» **TASK TO COMPLETE**: Print every record below exactly as it stands.

Records contained in a dataset:
------------------------------------
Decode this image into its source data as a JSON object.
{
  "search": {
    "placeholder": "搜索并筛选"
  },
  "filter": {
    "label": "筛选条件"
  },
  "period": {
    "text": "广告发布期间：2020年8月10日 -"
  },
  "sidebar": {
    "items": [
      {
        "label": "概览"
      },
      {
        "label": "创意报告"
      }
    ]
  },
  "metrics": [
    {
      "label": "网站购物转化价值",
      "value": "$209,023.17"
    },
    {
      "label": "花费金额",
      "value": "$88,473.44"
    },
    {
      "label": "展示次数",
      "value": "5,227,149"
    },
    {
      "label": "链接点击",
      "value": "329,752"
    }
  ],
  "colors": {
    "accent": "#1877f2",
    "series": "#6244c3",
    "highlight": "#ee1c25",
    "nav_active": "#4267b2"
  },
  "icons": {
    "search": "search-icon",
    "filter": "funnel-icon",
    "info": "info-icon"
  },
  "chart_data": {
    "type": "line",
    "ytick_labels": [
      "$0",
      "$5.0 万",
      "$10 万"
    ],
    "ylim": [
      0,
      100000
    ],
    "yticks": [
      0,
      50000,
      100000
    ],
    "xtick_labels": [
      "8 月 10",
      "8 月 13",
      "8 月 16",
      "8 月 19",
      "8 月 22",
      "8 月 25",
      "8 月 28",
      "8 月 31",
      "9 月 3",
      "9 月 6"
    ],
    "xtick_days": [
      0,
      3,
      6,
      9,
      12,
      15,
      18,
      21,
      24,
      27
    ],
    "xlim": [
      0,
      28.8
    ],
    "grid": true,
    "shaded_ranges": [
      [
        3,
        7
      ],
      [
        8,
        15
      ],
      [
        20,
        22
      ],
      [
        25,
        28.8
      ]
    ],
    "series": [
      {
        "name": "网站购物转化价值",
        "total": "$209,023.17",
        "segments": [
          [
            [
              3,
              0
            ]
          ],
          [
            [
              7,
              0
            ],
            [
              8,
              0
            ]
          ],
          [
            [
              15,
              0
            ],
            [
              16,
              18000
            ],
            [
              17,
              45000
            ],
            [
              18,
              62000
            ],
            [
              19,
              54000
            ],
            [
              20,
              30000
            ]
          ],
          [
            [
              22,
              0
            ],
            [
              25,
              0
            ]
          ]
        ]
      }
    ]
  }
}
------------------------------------
» **OUTPUT OF THE TASK**:
Decode this image into its source data as a JSON object.
{
  "search": {
    "placeholder": "搜索并筛选"
  },
  "filter": {
    "label": "筛选条件"
  },
  "period": {
    "text": "广告发布期间：2020年8月10日 -"
  },
  "sidebar": {
    "items": [
      {
        "label": "概览"
      },
      {
        "label": "创意报告"
      }
    ]
  },
  "metrics": [
    {
      "label": "网站购物转化价值",
      "value": "$209,023.17"
    },
    {
      "label": "花费金额",
      "value": "$88,473.44"
    },
    {
      "label": "展示次数",
      "value": "5,227,149"
    },
    {
      "label": "链接点击",
      "value": "329,752"
    }
  ],
  "colors": {
    "accent": "#1877f2",
    "series": "#6244c3",
    "highlight": "#ee1c25",
    "nav_active": "#4267b2"
  },
  "icons": {
    "search": "search-icon",
    "filter": "funnel-icon",
    "info": "info-icon"
  },
  "chart_data": {
    "type": "line",
    "ytick_labels": [
      "$0",
      "$5.0 万",
      "$10 万"
    ],
    "ylim": [
      0,
      100000
    ],
    "yticks": [
      0,
      50000,
      100000
    ],
    "xtick_labels": [
      "8 月 10",
      "8 月 13",
      "8 月 16",
      "8 月 19",
      "8 月 22",
      "8 月 25",
      "8 月 28",
      "8 月 31",
      "9 月 3",
      "9 月 6"
    ],
    "xtick_days": [
      0,
      3,
      6,
      9,
      12,
      15,
      18,
      21,
      24,
      27
    ],
    "xlim": [
      0,
      28.8
    ],
    "grid": true,
    "shaded_ranges": [
      [
        3,
        7
      ],
      [
        8,
        15
      ],
      [
        20,
        22
      ],
      [
        25,
        28.8
      ]
    ],
    "series": [
      {
        "name": "网站购物转化价值",
        "total": "$209,023.17",
        "segments": [
          [
            [
              3,
              0
            ]
          ],
          [
            [
              7,
              0
            ],
            [
              8,
              0
            ]
          ],
          [
            [
              15,
              0
            ],
            [
              16,
              18000
            ],
            [
              17,
              45000
            ],
            [
              18,
              62000
            ],
            [
              19,
              54000
            ],
            [
              20,
              30000
            ]
          ],
          [
            [
              22,
              0
            ],
            [
              25,
              0
            ]
          ]
        ]
      }
    ]
  }
}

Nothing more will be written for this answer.